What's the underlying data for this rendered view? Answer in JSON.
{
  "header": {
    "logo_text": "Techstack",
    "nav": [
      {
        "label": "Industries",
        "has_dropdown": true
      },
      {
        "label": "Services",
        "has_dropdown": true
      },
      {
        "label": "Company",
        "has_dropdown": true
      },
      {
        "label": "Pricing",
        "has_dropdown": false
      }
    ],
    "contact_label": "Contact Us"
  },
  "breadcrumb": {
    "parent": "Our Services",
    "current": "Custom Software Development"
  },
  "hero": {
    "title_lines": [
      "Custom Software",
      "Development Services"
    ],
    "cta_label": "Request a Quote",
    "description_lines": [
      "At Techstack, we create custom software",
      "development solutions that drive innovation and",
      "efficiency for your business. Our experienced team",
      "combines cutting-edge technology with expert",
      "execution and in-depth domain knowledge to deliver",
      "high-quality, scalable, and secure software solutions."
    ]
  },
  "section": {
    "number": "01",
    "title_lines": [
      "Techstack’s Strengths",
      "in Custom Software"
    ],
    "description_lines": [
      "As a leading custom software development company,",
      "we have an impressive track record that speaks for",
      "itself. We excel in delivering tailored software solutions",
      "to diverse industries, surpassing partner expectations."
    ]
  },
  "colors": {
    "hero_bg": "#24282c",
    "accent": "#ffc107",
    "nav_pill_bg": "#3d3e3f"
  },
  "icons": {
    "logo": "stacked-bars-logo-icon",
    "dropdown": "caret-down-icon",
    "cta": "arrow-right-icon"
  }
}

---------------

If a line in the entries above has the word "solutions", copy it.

_Solved problem_.
      "development solutions that drive innovation and",
      "high-quality, scalable, and secure software solutions."
      "itself. We excel in delivering tailored software solutions",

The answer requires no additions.